→ EXERCISE INSTRUCTIONS
An unaltered copy of the listing below is required.

→ SOURCE DATA
* * *

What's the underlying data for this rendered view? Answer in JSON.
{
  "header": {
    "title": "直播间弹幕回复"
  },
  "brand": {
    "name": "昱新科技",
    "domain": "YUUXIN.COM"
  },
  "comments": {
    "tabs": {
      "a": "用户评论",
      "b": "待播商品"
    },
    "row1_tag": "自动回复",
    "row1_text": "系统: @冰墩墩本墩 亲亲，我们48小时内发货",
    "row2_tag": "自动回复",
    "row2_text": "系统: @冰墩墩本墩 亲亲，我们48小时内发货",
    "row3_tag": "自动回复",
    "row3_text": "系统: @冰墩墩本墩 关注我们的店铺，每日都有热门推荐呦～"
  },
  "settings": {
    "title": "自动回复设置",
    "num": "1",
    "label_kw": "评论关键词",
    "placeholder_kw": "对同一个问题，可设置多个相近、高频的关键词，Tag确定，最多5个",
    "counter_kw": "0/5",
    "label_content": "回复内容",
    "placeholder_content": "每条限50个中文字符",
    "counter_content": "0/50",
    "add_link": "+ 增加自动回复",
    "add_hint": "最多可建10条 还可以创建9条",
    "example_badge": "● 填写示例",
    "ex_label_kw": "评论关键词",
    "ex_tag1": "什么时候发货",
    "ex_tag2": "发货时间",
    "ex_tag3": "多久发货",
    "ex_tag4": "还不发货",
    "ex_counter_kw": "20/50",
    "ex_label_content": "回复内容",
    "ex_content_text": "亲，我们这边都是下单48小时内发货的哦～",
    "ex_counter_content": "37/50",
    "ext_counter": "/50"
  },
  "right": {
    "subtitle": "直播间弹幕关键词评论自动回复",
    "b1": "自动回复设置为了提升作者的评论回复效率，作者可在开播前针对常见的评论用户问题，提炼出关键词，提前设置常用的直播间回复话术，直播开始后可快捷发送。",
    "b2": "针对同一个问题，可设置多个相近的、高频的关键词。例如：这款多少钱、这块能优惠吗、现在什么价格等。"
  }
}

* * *

→ ANSWER BELOW
What's the underlying data for this rendered view? Answer in JSON.
{
  "header": {
    "title": "直播间弹幕回复"
  },
  "brand": {
    "name": "昱新科技",
    "domain": "YUUXIN.COM"
  },
  "comments": {
    "tabs": {
      "a": "用户评论",
      "b": "待播商品"
    },
    "row1_tag": "自动回复",
    "row1_text": "系统: @冰墩墩本墩 亲亲，我们48小时内发货",
    "row2_tag": "自动回复",
    "row2_text": "系统: @冰墩墩本墩 亲亲，我们48小时内发货",
    "row3_tag": "自动回复",
    "row3_text": "系统: @冰墩墩本墩 关注我们的店铺，每日都有热门推荐呦～"
  },
  "settings": {
    "title": "自动回复设置",
    "num": "1",
    "label_kw": "评论关键词",
    "placeholder_kw": "对同一个问题，可设置多个相近、高频的关键词，Tag确定，最多5个",
    "counter_kw": "0/5",
    "label_content": "回复内容",
    "placeholder_content": "每条限50个中文字符",
    "counter_content": "0/50",
    "add_link": "+ 增加自动回复",
    "add_hint": "最多可建10条 还可以创建9条",
    "example_badge": "● 填写示例",
    "ex_label_kw": "评论关键词",
    "ex_tag1": "什么时候发货",
    "ex_tag2": "发货时间",
    "ex_tag3": "多久发货",
    "ex_tag4": "还不发货",
    "ex_counter_kw": "20/50",
    "ex_label_content": "回复内容",
    "ex_content_text": "亲，我们这边都是下单48小时内发货的哦～",
    "ex_counter_content": "37/50",
    "ext_counter": "/50"
  },
  "right": {
    "subtitle": "直播间弹幕关键词评论自动回复",
    "b1": "自动回复设置为了提升作者的评论回复效率，作者可在开播前针对常见的评论用户问题，提炼出关键词，提前设置常用的直播间回复话术，直播开始后可快捷发送。",
    "b2": "针对同一个问题，可设置多个相近的、高频的关键词。例如：这款多少钱、这块能优惠吗、现在什么价格等。"
  }
}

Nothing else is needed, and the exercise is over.